What’s it like to work with Tom Cruise? A framework for applying psychological assessments at a distance
Dragana Calic, Defence Science and Technology Organisation
About the Research Network for a Secure Australia
This event is organised by the Research Network for a Secure Australia (RNSA). The RNSA is a multi-disciplinary collaboration established to strengthen Australia’s research capacity to enhance the protection from natural and man-made hazards.
The RNSA received Australian Research Council (ARC) funding in 2005. The core function of the RNSA is to bring together academics, industry and government to identify potentially useful research and innovation, and research priorities. The RNSA seeks to foster the development of collaborative projects between researchers and the security community. The RNSA has over 600 members. Information including a directory of national security researchers is at http://www.secureaustralia.org.au.
About the National Security Science and Technology Branch, Department of the Prime Minister and Cabinet
The National Security Science and Technology Branch within the Department of the Prime Minister and Cabinet provides a national focus for science and innovation aimed at enhancing Australia’s national security. The Branch carries out this role through leading the implementation of the National Security Science and Innovation Strategy and managing a portfolio of domestic and international research programs. Further information on the Branch is available at www.pmc.gov.au/nsst
About the National Security Science and Innovation Strategy

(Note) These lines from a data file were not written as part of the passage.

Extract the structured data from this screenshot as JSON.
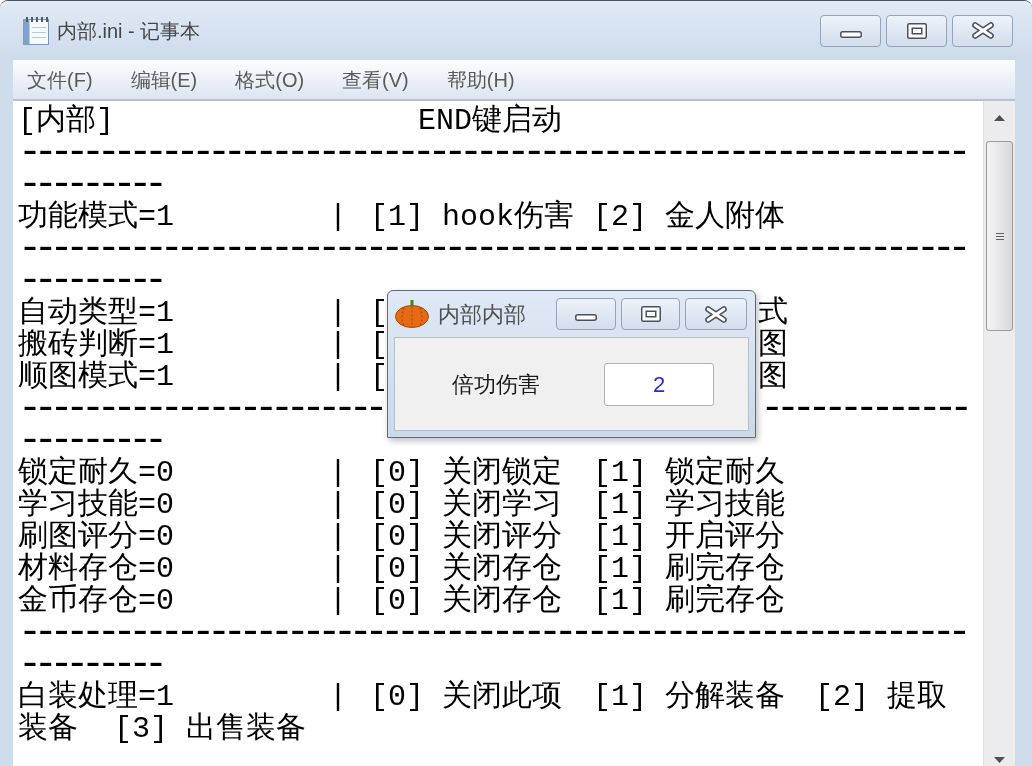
{
  "window": {
    "title": "内部.ini - 记事本"
  },
  "menu": [
    "文件(F)",
    "编辑(E)",
    "格式(O)",
    "查看(V)",
    "帮助(H)"
  ],
  "editor": {
    "lines": [
      {
        "kind": "header",
        "text": "[内部]",
        "note": "END键启动"
      },
      {
        "kind": "rule",
        "parts": [
          "------------------------------------------------------------"
        ]
      },
      {
        "kind": "rule",
        "parts": [
          "---------"
        ]
      },
      {
        "kind": "setting",
        "key": "功能模式=1",
        "separator": "|",
        "options": [
          "[1] hook伤害",
          "[2] 金人附体"
        ]
      },
      {
        "kind": "rule",
        "parts": [
          "------------------------------------------------------------"
        ]
      },
      {
        "kind": "rule",
        "parts": [
          "---------"
        ]
      },
      {
        "kind": "setting",
        "covered": true,
        "key": "自动类型=1",
        "separator": "|",
        "options": [
          "[",
          "式"
        ]
      },
      {
        "kind": "setting",
        "covered": true,
        "key": "搬砖判断=1",
        "separator": "|",
        "options": [
          "[",
          "图"
        ]
      },
      {
        "kind": "setting",
        "covered": true,
        "key": "顺图模式=1",
        "separator": "|",
        "options": [
          "[",
          "图"
        ]
      },
      {
        "kind": "rule",
        "covered": true,
        "parts": [
          "-----------------------",
          "-------------"
        ]
      },
      {
        "kind": "rule",
        "parts": [
          "---------"
        ]
      },
      {
        "kind": "setting",
        "key": "锁定耐久=0",
        "separator": "|",
        "options": [
          "[0] 关闭锁定",
          "[1] 锁定耐久"
        ]
      },
      {
        "kind": "setting",
        "key": "学习技能=0",
        "separator": "|",
        "options": [
          "[0] 关闭学习",
          "[1] 学习技能"
        ]
      },
      {
        "kind": "setting",
        "key": "刷图评分=0",
        "separator": "|",
        "options": [
          "[0] 关闭评分",
          "[1] 开启评分"
        ]
      },
      {
        "kind": "setting",
        "key": "材料存仓=0",
        "separator": "|",
        "options": [
          "[0] 关闭存仓",
          "[1] 刷完存仓"
        ]
      },
      {
        "kind": "setting",
        "key": "金币存仓=0",
        "separator": "|",
        "options": [
          "[0] 关闭存仓",
          "[1] 刷完存仓"
        ]
      },
      {
        "kind": "rule",
        "parts": [
          "------------------------------------------------------------"
        ]
      },
      {
        "kind": "rule",
        "parts": [
          "---------"
        ]
      },
      {
        "kind": "setting",
        "key": "白装处理=1",
        "separator": "|",
        "options": [
          "[0] 关闭此项",
          "[1] 分解装备",
          "[2] 提取"
        ]
      },
      {
        "kind": "text",
        "text": "装备  [3] 出售装备"
      }
    ]
  },
  "dialog": {
    "title": "内部内部",
    "field_label": "倍功伤害",
    "value": "2"
  }
}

The enhancement of the National Security Science and Innovation Conference is one of the initiatives set out in the Australian Government’s National Security Science and Innovation Strategy. The Strategy, which was publicly released in November 2009, aims to enhance the application of science and innovation to national security. It establishes a unified set of national security objectives for science and innovation and an annual process for the national security community to communicate their science and innovation priorities to researchers, entrepreneurs and funding programs. The Strategy will facilitate better collaboration, more relevant research and development, and the enhancement of required research capabilities. The Strategy is available for download at http://www.dpmc.gov.au/nsst/strategy
The organiser is Dragana Calic at Dragana.Calic2@dsto.defence.gov.au.